Improving Your Child’s IEP Month by Month
A monthly article series by Jacqueline Lembeck, Esq. of McAndrews Law Offices, P.C.
In talking to parents of children with disabilities, I’ve realized that answering the question, “where do I begin?” is sometimes the hardest part. Navigating special education can feel like drowning in a sea of acronyms (IEP, RR, PTRE, NOREP, LEA . . .) or climbing an endless mountain of paperwork, or both! For those of you who have a resolution to make 2017 a more organized, successful, and peaceful year, this article series is for you! Month by month, I’ll discuss a way to improve your child’s IEP and give action items to focus your journey. It will still be a mountain, but I hope these tips will provide some trail markers along the way.
Where Do I Go if I Need More Help?
At various points in your journey through advocating for your child with special needs, you may find that you need additional help or resources to effectively push the ball forward. There are many avenues you can take in this regard and understanding who/what is out there may help you on your way. A good starting place is actually your child’s latest Notice of Recommended Educational Placement/Prior Written Notice (“NOREP/PWN”) which includes a list of resources including contact information. In addition, you may want to look into state and federal department of education websites, advocates, parent groups and educational/disability rights organizations, or attorneys for guidance and advice.
State and government websites offer parent guides to the IDEA and Section 504 which can be helpful for parents who are looking to better understand their child’s special education rights. For example, there is a December 2016 guide from the Office for Civil Rights which explains Section 504 and may be very useful to parents (https://www2.ed.gov/about/offices/list/ocr/docs/504-resource-guide-201612.pdf). Likewise, the U.S. Department of Education has a parent resources website related to the IDEA (https://sites.ed.gov/idea/parents-families/). (I also like this list of commonly-used acronyms found at https://sites.ed.gov/idea/acronyms/.)
Like the U.S. Department of Education, your state’s department of education may have helpful resources online. In Pennsylvania, the Office for Dispute Resolution has useful guides to due process and mediation available on their website (http://odr-pa.org/due-process/overview/; http://odr-pa.org/mediation/overview/). If you need more specific answers, the Pennsylvania Office for Dispute Resolution has a ConsultLine for questions (http://odr-pa.org/parents/consultline/).
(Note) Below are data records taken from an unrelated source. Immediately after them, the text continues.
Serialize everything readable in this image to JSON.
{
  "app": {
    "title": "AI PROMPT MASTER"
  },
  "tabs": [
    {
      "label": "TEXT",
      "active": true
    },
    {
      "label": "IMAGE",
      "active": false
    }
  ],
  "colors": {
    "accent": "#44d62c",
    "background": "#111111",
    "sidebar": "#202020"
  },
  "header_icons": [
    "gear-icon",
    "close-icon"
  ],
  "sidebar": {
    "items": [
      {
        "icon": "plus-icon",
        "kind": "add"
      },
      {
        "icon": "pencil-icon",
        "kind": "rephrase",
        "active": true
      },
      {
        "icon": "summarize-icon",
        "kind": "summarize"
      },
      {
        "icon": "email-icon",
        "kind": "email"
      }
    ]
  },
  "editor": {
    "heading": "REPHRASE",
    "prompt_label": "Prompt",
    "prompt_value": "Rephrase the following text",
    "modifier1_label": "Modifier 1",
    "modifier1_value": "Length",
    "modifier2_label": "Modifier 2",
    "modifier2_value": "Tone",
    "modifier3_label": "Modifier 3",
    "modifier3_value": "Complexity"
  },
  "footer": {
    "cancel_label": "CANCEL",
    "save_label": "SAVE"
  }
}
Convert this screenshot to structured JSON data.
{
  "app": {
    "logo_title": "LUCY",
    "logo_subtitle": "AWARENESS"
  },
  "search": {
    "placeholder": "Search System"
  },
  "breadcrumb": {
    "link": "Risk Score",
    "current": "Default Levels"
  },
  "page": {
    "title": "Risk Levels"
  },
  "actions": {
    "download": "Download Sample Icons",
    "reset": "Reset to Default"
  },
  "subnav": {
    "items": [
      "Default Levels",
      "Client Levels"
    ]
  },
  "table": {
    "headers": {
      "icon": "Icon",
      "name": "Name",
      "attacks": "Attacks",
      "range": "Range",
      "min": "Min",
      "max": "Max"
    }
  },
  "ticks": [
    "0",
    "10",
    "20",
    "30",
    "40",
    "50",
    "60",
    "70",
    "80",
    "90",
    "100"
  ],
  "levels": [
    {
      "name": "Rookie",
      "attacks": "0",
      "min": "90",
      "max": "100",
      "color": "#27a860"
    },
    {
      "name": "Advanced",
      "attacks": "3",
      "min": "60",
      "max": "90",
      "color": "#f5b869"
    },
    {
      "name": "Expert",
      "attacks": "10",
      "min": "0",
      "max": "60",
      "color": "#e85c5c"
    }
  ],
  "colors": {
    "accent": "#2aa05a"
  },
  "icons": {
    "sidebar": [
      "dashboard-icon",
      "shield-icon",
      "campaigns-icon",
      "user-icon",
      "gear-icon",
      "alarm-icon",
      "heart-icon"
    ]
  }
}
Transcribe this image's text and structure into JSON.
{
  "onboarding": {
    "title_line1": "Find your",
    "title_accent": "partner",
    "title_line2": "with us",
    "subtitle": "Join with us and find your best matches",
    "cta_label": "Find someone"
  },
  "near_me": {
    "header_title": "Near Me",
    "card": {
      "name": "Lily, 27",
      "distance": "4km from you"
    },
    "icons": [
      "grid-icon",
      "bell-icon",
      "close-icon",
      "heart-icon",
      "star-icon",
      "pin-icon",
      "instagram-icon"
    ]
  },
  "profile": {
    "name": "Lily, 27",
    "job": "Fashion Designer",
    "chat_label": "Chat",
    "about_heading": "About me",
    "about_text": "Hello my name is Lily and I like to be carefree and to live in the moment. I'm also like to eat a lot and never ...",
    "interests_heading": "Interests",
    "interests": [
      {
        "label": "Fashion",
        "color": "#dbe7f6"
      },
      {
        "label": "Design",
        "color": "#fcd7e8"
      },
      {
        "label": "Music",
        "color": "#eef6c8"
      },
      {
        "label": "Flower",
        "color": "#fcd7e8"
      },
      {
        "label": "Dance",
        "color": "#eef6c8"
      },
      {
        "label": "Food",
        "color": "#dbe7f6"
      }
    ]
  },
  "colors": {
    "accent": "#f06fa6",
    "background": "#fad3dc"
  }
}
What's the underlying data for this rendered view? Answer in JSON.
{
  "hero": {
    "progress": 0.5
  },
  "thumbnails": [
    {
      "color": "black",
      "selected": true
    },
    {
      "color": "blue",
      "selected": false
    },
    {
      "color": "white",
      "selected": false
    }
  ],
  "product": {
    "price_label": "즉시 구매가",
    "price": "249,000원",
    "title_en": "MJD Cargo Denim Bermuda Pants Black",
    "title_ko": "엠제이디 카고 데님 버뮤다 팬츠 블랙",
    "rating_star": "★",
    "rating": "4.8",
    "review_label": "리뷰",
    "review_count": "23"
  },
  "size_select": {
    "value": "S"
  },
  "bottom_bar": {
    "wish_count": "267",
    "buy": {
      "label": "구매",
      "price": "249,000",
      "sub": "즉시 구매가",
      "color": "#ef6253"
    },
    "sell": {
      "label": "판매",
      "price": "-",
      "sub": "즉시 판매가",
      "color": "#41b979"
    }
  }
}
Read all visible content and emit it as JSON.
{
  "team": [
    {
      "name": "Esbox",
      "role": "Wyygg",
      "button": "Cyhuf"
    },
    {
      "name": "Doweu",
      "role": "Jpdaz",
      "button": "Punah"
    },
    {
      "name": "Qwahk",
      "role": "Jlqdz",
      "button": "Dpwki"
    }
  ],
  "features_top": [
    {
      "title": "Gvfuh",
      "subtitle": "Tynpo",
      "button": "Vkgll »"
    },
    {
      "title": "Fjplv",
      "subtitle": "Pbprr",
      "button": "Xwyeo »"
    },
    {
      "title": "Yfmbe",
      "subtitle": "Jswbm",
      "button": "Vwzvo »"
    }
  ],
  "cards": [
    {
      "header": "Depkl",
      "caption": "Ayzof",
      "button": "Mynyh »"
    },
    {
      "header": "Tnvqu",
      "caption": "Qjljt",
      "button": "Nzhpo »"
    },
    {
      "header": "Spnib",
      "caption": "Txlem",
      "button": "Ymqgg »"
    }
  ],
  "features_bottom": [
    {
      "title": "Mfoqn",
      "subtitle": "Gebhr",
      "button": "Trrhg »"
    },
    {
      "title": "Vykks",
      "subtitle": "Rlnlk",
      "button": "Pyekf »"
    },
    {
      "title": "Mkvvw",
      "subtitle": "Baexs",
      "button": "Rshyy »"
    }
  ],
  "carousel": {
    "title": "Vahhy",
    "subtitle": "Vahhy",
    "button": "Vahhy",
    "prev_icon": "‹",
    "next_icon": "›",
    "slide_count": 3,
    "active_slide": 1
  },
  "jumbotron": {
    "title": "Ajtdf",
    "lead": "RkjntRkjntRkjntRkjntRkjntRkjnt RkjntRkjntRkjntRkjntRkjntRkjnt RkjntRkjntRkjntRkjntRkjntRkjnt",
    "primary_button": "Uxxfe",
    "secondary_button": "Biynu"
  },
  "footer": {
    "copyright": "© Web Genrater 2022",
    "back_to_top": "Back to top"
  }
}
Advocates may be helpful to review your child’s special education program and help you communicate with your school district or charter school. Many will attend meetings with the family, provide programming advice and recommendations, and follow up to ensure that program changes are put in place. Having an advocate can also put a parent at ease at a meeting if he/she misses something that is said or would like back up to help express a point to the IEP team.
Parent groups are a great resource to meet others who have firsthand experience in this area. Other parents have often encountered the same questions or frustrations you may be experiencing and may have useful tips for advocating for your child. Some parent groups have parent partnerships where parents will go with each other to IEP meetings to offer another set of ears and moral support, as well. Similarly, organizations that focus on education and disabilities may be able to help or provide additional contacts or resources to get you on your way or may be able to help you with your concerns directly. The list of organizations in the NOREP/PWN is a great starting place, although there are likely others that may be able to help too.
Finally, if you feel that you would benefit from an attorney reviewing your child’s case and making recommendations, there may be options for free consultations and free or pro bono representation to ensure that legal help is not a financial hardship for your family. If you think that you may end up at a due process hearing or that you may have claims against your school district or charter school for a failure to provide a Free Appropriate Public Education (“FAPE”) or other claims, you may want to reach out to an attorney to ensure that you are not missing any necessary filing deadlines.
November Action Items:
- If you have not already requested an IEP meeting and you think you need one, review the advice from October and April.
- Familiarize yourself with the resources listed on the NOREP/PWN form and available for free online.
- Reach out to advocates, parent groups, disability/educational rights organizations, or attorneys if you think you would benefit from some outside help.